In short, I really loved this. It’s one of the best books I’ve read all year. I have some disagreements with Traister–when she seemed to recommend women becoming single mothers as a means of “self-validation” I wanted to scream–but it was so good. So much of her central thesis–that being single is fine, but being single in a culture that overwhelmingly privileges marriage is difficult–rang true. Perhaps I wouldn’t have liked it so much if I wasn’t in a position where people make stupid assumptions about me because I live alone. However, the fact remains that I do live alone, and people do make assumptions, and it’s nice to have some data to back up my life choices. A lot of negative reviews I have seen about this book boil down to “single women exist and are awesome and have been powerful in the history of the US, duh, why did she feel the need to write about it? Everyone knows that”. Mostly the reviews seem to be from very young women, and I am glad those reviews exist, because it means they are not facing pushback or criticism or stereotyping from other people. However, their experiences are probably not the norm. It was so helpful for me to see a positive, but nuanced, examination of a demographic shift that directly affects me–and one for which I receive a lot of grief from others. I feel much better informed, and able to deal with criticisms far better than I could before.
*17 is an exaggeration, but it’s sometimes less of an exaggeration than you might think.
**Although, in the interests of full disclosure, it’s not exactly like there’s a queue of men desperate for my feminine favours.

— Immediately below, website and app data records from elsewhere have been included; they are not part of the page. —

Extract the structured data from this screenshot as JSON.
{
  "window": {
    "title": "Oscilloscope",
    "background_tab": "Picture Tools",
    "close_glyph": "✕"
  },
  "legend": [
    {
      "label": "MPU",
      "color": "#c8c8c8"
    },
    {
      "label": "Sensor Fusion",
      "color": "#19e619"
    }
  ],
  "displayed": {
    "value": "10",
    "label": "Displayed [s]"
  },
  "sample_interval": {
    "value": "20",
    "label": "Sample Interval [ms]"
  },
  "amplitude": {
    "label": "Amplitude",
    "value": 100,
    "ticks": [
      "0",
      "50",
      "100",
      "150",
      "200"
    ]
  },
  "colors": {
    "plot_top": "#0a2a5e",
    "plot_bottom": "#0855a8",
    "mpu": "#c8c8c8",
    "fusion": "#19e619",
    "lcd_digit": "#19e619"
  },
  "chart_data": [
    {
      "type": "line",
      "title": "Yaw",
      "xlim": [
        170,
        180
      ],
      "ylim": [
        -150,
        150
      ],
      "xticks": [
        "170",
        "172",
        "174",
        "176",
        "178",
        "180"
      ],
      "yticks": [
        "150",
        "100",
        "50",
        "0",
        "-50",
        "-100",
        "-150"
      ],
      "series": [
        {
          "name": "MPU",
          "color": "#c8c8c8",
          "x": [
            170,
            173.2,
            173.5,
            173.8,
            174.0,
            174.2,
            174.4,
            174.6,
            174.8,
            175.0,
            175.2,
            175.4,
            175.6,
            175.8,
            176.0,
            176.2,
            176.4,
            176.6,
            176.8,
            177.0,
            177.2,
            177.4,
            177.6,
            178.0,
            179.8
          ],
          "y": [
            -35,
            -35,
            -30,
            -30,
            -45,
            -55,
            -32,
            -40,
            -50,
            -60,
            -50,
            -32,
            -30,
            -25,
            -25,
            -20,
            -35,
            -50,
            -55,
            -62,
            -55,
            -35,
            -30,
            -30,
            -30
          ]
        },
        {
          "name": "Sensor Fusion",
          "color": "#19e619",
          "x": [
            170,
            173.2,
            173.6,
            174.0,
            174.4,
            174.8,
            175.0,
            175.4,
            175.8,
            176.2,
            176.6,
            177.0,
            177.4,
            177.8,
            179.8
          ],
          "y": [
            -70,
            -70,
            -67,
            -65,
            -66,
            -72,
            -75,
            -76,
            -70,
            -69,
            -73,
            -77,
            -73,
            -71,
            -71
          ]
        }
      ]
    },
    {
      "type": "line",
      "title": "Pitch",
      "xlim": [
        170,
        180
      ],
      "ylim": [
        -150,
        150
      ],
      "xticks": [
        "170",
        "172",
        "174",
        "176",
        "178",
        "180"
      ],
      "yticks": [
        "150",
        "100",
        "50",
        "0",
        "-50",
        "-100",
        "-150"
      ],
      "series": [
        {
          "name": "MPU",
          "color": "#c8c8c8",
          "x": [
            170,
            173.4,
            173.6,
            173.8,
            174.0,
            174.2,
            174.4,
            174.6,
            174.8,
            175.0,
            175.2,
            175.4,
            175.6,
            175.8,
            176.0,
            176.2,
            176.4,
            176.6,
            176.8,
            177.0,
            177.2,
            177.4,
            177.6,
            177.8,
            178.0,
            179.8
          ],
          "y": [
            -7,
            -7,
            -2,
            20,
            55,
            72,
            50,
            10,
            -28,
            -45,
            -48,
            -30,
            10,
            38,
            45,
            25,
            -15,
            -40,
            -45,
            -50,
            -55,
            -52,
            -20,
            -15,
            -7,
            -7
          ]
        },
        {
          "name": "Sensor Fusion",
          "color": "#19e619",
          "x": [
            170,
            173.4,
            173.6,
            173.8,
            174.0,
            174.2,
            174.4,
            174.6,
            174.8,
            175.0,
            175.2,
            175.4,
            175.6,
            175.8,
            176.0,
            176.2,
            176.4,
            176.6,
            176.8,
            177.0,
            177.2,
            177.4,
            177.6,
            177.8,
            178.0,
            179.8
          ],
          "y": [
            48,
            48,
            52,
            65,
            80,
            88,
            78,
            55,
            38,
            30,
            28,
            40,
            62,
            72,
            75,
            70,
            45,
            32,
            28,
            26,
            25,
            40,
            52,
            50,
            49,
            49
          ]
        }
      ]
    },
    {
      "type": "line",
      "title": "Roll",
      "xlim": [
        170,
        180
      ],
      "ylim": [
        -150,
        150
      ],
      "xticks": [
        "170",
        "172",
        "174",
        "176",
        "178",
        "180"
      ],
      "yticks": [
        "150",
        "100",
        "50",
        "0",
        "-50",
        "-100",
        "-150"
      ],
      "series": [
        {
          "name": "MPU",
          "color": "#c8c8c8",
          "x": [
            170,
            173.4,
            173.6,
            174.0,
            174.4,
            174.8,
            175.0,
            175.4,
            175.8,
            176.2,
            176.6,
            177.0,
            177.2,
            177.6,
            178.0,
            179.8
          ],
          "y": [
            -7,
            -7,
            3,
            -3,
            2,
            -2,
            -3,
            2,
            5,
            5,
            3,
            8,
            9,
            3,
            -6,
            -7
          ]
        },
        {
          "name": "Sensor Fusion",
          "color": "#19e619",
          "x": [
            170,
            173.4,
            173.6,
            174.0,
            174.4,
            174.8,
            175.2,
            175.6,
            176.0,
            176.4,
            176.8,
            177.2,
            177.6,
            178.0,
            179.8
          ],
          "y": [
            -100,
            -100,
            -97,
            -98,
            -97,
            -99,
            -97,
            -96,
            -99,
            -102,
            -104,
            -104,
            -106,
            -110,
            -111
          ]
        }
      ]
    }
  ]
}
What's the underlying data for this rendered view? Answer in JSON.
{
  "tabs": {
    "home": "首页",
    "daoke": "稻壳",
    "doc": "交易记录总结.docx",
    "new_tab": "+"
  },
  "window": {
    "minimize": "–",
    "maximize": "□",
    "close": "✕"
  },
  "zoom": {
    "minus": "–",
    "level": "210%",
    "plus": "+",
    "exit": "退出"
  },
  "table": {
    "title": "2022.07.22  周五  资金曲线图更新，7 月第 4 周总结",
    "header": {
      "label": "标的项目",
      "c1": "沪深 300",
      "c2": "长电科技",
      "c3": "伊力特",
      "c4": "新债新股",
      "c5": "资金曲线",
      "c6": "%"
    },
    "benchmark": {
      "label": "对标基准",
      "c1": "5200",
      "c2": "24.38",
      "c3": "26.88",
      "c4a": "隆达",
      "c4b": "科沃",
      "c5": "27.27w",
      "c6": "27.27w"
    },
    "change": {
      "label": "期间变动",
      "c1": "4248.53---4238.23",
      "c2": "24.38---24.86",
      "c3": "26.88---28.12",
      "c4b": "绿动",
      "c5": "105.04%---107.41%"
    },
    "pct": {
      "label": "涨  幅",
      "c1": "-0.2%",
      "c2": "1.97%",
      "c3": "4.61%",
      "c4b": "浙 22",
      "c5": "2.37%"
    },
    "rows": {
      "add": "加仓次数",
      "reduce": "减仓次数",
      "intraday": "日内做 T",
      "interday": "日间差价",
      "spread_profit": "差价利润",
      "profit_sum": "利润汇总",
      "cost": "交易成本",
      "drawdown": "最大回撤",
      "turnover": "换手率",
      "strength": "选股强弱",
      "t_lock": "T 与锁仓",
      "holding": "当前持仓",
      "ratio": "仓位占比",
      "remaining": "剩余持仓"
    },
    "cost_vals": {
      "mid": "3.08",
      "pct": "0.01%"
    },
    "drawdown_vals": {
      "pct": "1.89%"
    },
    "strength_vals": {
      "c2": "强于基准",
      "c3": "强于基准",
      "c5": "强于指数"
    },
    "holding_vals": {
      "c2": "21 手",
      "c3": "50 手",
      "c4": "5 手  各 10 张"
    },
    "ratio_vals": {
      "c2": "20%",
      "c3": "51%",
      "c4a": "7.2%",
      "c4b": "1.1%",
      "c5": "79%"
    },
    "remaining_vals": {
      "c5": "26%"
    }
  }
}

***I am distinguishing between birth control and abortion here–abortion is a more contested issue, though still available on the NHS.